When Ismael de la Paz, 83, felt no pain, died peacefully in his Florida home late last month. Afterward, close family members gathered in his front yard to look for his still-smoldering ashes. He had “treated us very good,” his niece, Lolita Deta, said.
But nearly 200 miles away in Pasco County, Fla., in the suburbs of Tampa, in the small town of New Port Richey, another de la Paz, 89, was being wheeled into a hospital for his 11th and final round of heart failure and high blood pressure.
He was moving to a nearby nursing home because the struggle to keep him alive at home had become too much for his physically frail and socially withdrawn wife, Helen. “Sometimes I would say to him, ‘You’re wasting your time,’ ” Mrs. de la Paz, 89, told the New York Times through a translator. But Mr. de la Paz had said little about his desire to die. He just wanted to pass.
For all intents and purposes, Mr. de la Paz’s remains stayed in New Port Richey.
The two de la Pazs did not have a relationship, and they rarely spoke. But nearly nine years ago, there came a storm of death and dread. A 75-year-old Georgia man with an enlarged heart died in his truck. According to his son, Michael, who wrote a book about the incident, those were not the only times his father had died under similar circumstances, though he could not name those before this one.
He learned about it as a teenager when the deathbed stories in his father’s Bible began to scare him.
“It frightened me,” he said. He started to change his reading habits — some of his own father’s fears had become his own, too. “I couldn’t close my eyes and think about that kind of thing,” he said.

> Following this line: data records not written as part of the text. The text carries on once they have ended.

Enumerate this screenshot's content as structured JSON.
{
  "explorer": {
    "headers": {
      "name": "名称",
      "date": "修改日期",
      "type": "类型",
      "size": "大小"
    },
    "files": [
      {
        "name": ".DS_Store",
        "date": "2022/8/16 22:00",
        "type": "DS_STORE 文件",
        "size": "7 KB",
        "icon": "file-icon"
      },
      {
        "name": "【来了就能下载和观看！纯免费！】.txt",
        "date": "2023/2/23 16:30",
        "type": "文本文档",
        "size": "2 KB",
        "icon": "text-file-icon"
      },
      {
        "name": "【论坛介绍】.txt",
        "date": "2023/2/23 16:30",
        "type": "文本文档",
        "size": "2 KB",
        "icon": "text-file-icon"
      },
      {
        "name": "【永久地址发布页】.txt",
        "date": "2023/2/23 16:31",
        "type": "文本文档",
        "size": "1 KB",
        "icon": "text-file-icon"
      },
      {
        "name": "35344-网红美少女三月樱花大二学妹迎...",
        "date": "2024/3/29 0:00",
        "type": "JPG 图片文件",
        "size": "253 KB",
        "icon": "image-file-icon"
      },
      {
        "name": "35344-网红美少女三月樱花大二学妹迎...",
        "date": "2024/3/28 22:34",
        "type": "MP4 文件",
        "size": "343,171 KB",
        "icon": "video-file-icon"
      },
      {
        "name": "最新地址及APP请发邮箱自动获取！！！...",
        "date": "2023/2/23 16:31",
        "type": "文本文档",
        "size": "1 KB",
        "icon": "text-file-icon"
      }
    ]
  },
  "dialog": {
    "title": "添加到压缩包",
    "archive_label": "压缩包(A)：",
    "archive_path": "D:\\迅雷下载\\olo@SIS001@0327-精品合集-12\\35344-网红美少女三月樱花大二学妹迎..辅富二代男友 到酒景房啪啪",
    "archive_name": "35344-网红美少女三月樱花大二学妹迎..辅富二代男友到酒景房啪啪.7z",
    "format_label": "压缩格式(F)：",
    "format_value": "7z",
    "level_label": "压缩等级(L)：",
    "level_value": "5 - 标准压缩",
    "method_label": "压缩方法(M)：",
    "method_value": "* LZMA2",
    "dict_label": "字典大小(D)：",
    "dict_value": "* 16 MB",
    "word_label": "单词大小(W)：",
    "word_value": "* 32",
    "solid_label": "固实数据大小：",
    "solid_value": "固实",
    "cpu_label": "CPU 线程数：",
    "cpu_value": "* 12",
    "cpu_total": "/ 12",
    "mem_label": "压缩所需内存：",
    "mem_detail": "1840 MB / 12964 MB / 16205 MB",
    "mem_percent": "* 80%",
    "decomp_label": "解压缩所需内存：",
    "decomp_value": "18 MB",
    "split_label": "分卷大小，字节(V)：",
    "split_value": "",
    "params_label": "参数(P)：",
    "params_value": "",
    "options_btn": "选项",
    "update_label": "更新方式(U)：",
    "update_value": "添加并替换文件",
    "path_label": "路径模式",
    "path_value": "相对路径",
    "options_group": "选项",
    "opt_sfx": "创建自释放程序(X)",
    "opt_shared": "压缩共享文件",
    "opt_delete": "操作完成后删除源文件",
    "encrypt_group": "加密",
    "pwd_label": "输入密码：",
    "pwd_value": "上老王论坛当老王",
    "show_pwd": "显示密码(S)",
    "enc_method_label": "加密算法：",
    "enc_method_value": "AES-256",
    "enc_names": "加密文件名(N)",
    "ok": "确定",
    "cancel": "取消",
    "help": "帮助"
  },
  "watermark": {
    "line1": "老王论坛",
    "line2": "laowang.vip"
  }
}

His father still battled advanced lung cancer, and Mr. de la Paz said that despite the pain of this new illness, he insisted on bringing his father to Florida for a “final vacation.” But he ultimately was unable to take him, on doctor’s orders. “I didn’t want him to be like this for the rest of his life,” he said.